List I identifies articles which will be removed from eligibility due to import volumes exceeding the 2019 competitive needs limit unless successfully petitioned
List II identifies articles which will be granted a de minimis waiver and be eligible unless successfully petitioned
List III identifies articles from select beneficiary countries which may be predesignated and be eligible if successfully petitioned
List IV identifies articles which will lose a current de minimis waiver and lose eligibility unless successfully petitioned
Interested parties may also submit petitions for inclusion or exclusion of specific products and beneficiary countries.
The deadline for submissions to modify the GSP status is set
for March 26, 2020. For further information as to how this will impact your
import program please contact us at email@example.com.
China officials have extended the Spring Festival Holiday until after February 2. The length of the extensions may vary depending on the location. Shanghai has extended until February 10, while others until February 14 or longer. As factories re-open, labor continues to be minimal as public transportation in certain cities or provinces are still under restriction and quarantine. These can last up to an additional 14 days or longer. Trucking equipment and services as well are still impacted due to the lack of labor as well as road restrictions preventing normal pickup and delivery services.
Flights: Over 60 airlines have announced cancellation from flights to/from
Flights: Freighter flights are slowly returning as demand continues to
increase. As of now, 60% of freighter flights are still not operating.
Airfreight Pricing: Due do the current supply & demand, transit is continued to be limited under a Force Majeure environment based on first come basis.
airports that are impacted are PVG & CGO with limited amount of staff. WUH

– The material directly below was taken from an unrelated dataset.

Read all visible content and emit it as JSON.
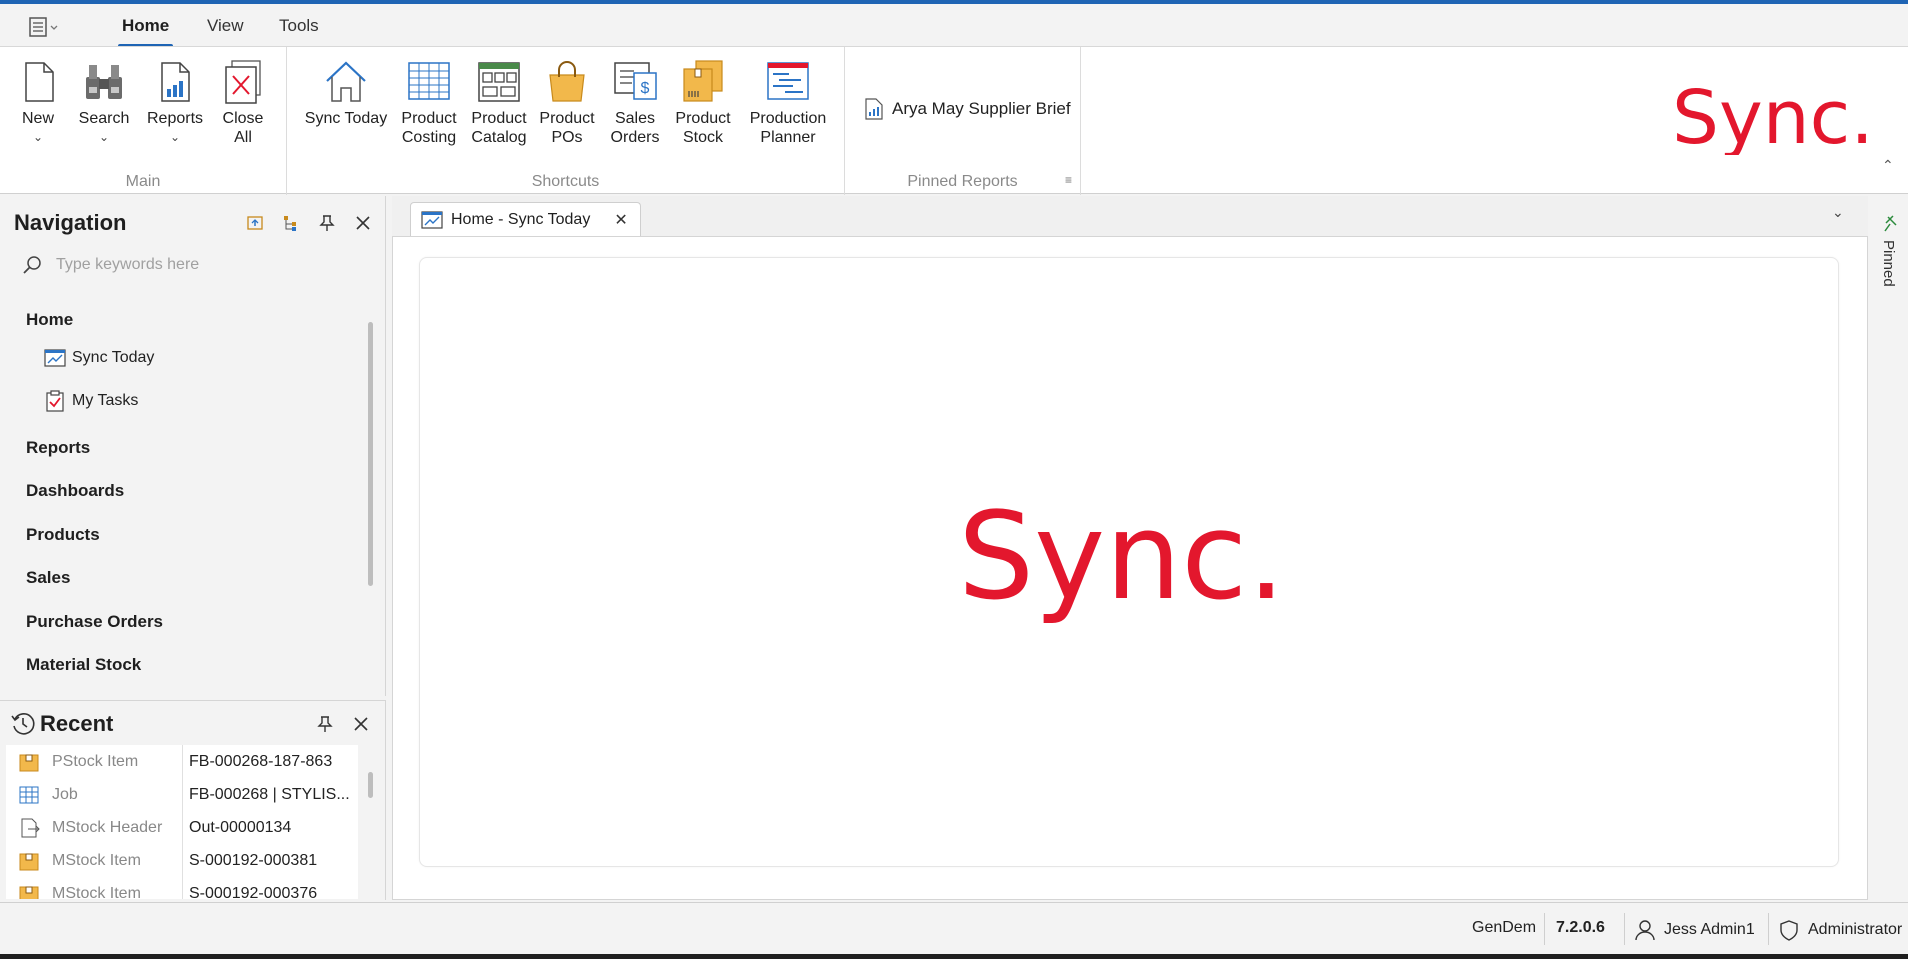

is closed until further notice and those operating under normal conditions
include, BJS, SZX, HKG, LAX, ORD, JFK, AMS, & FRA.
All Seaports are operating under normal conditions, excluding Wuhan & Yichang a Hunan province. Ocean demand has dropped by more than half and is not expected to pick up again until after February 20.
Please contact our logistics office with any further questions firstname.lastname@example.org.